Natasha grew up in Northern Saskatchewan as a member of the Denesuline Tribe. She graduated from the Alberta College of Art & Design, with a focus in drawing. Currently residing in Seattle, she now runs a small ceramic studio where she works on home-wares and installation pieces that are inspired by natural beauty and landscapes. We visited Natasha in her cozy SoDo studio and got to meet a sweet pup named Olives, the unofficial studio mascot!
Photography by Rachael Lang
Tell us about how you got started working in ceramics.
While I was in school I stumbled upon ceramics in my last semester of my degree, and became really fascinated with the whole process. After I graduated I moved to Seattle and continued my own exploration in learning as much as I can from doing residencies and taking classes from Pottery Northwest and Seward Park Clay Studios. I loved the aspect of creating something from earth, watching it transform at each stage and the end result is functional and held each day.
What standard day in the studio like? How do you start the day?
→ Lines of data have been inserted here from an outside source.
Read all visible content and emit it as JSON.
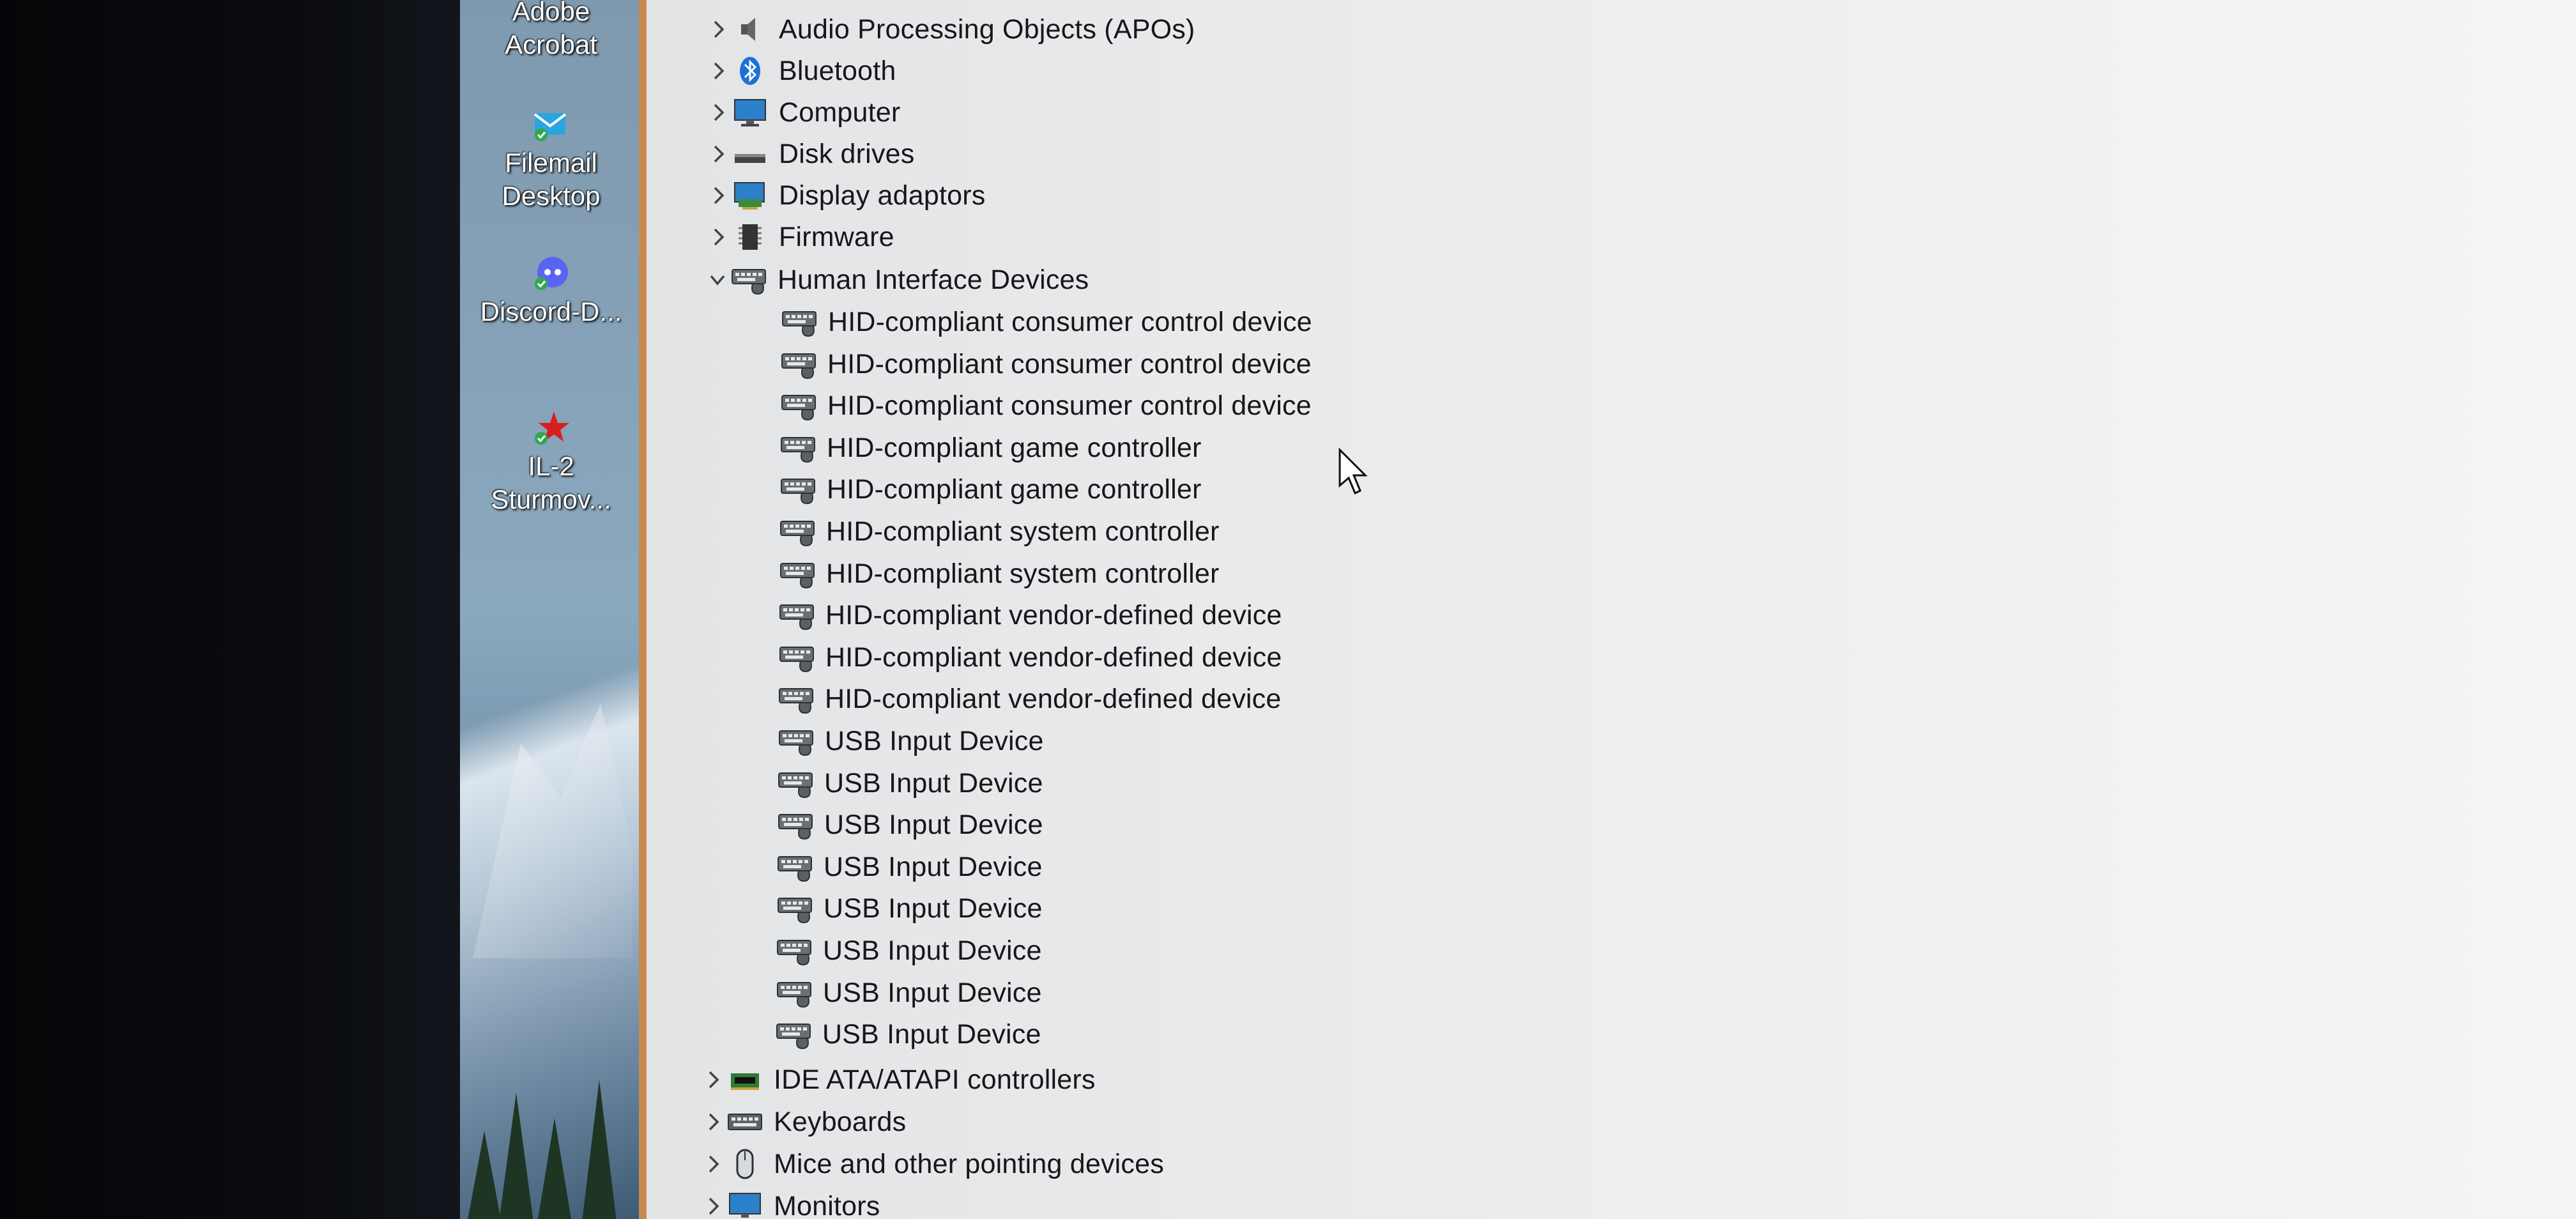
{
  "desktop": {
    "icons": [
      {
        "name": "adobe-acrobat",
        "lines": [
          "Adobe",
          "Acrobat"
        ]
      },
      {
        "name": "filemail-desktop",
        "lines": [
          "Filemail",
          "Desktop"
        ]
      },
      {
        "name": "discord",
        "lines": [
          "Discord-D..."
        ]
      },
      {
        "name": "il2-sturmovik",
        "lines": [
          "IL-2",
          "Sturmov..."
        ]
      }
    ]
  },
  "tree": {
    "categories_top": [
      {
        "label": "Audio Processing Objects (APOs)",
        "icon": "speaker-icon"
      },
      {
        "label": "Bluetooth",
        "icon": "bluetooth-icon"
      },
      {
        "label": "Computer",
        "icon": "monitor-icon"
      },
      {
        "label": "Disk drives",
        "icon": "disk-drive-icon"
      },
      {
        "label": "Display adaptors",
        "icon": "display-adapter-icon"
      },
      {
        "label": "Firmware",
        "icon": "chip-icon"
      }
    ],
    "expanded_category": {
      "label": "Human Interface Devices",
      "icon": "hid-icon"
    },
    "hid_children": [
      "HID-compliant consumer control device",
      "HID-compliant consumer control device",
      "HID-compliant consumer control device",
      "HID-compliant game controller",
      "HID-compliant game controller",
      "HID-compliant system controller",
      "HID-compliant system controller",
      "HID-compliant vendor-defined device",
      "HID-compliant vendor-defined device",
      "HID-compliant vendor-defined device",
      "USB Input Device",
      "USB Input Device",
      "USB Input Device",
      "USB Input Device",
      "USB Input Device",
      "USB Input Device",
      "USB Input Device",
      "USB Input Device"
    ],
    "categories_bottom": [
      {
        "label": "IDE ATA/ATAPI controllers",
        "icon": "ide-controller-icon"
      },
      {
        "label": "Keyboards",
        "icon": "keyboard-icon"
      },
      {
        "label": "Mice and other pointing devices",
        "icon": "mouse-icon"
      },
      {
        "label": "Monitors",
        "icon": "monitor-icon"
      }
    ]
  },
  "colors": {
    "panel_bg": "#ececec",
    "text": "#15171b",
    "window_edge": "#c68a4f"
  }
}
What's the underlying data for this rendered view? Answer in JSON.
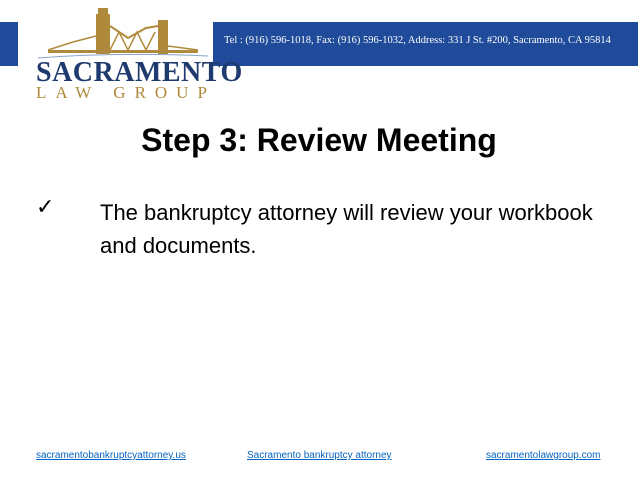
{
  "header": {
    "contact_line": "Tel : (916) 596-1018, Fax: (916) 596-1032, Address: 331 J St. #200, Sacramento, CA 95814",
    "logo": {
      "name_line1": "SACRAMENTO",
      "name_line2": "LAW GROUP"
    },
    "brand_colors": {
      "banner": "#1f4b9a",
      "navy": "#1f3a6e",
      "gold": "#b08a3c"
    }
  },
  "slide": {
    "title": "Step 3: Review Meeting",
    "bullets": [
      {
        "icon": "checkmark-icon",
        "text": "The bankruptcy attorney will review your workbook and documents."
      }
    ]
  },
  "footer": {
    "links": [
      {
        "label": "sacramentobankruptcyattorney.us"
      },
      {
        "label": "Sacramento bankruptcy attorney"
      },
      {
        "label": "sacramentolawgroup.com"
      }
    ]
  }
}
I start the day at 7 am, first exhaust the dog of her morning energy for about an hour then eat a hearty breakfast and drink some coffee. I look up new podcasts to download for the day, and head over to my studio. Once I get to my studio I make a pot of tea and then start weighing out clay and wedging up the days list of things I want to make. Things get into a good rhythm with throwing pots and having to trim them each day, it helps to break up the repetitive nature of making if I have pots from the day before to go back to trim. Then once I have enough work to fill a kiln I fire it off which takes a couple days to cool and unload, then focus on glazing for a few days. The cycle of the studio usually flows pretty organically depending on what orders I have and experiments I am working on.
What aspects of the Pacific Northwest have informed the aesthetic of your work?
I think the mysteries of the ocean plays the biggest part. I live in West Seattle now and get to walk along the ocean each day, to wonder and be curious about all the unknown possibilities the ocean houses is really helpful in staying inspired with the role of being a maker. The richness of mossy color and plant life throughout the year is also amazing.
Are you experimenting with any specific techniques?
I am working with more sandy stoneware clay bodies right now, layering with white slips and formulas of subtle white glazes. I would also like to learn how to work with more local additives to my pieces, such as sands and small rocks.
What’s next for the line? Are you looking at anything in particular for inspiration?
The next line will be incorporating more of the grey and dark chocolate brown clays, highlighting the beauty of the earthy clay itself. I am looking more at the warmness of stones in the landscape, I want you to feel like you are holding earth in your hands as you drink or eat. Balance is always going to be a big interest for me, I try to figure out what bare-essential components each piece requires for that sweet spot where nothing needs to be added and nothing can be taken away.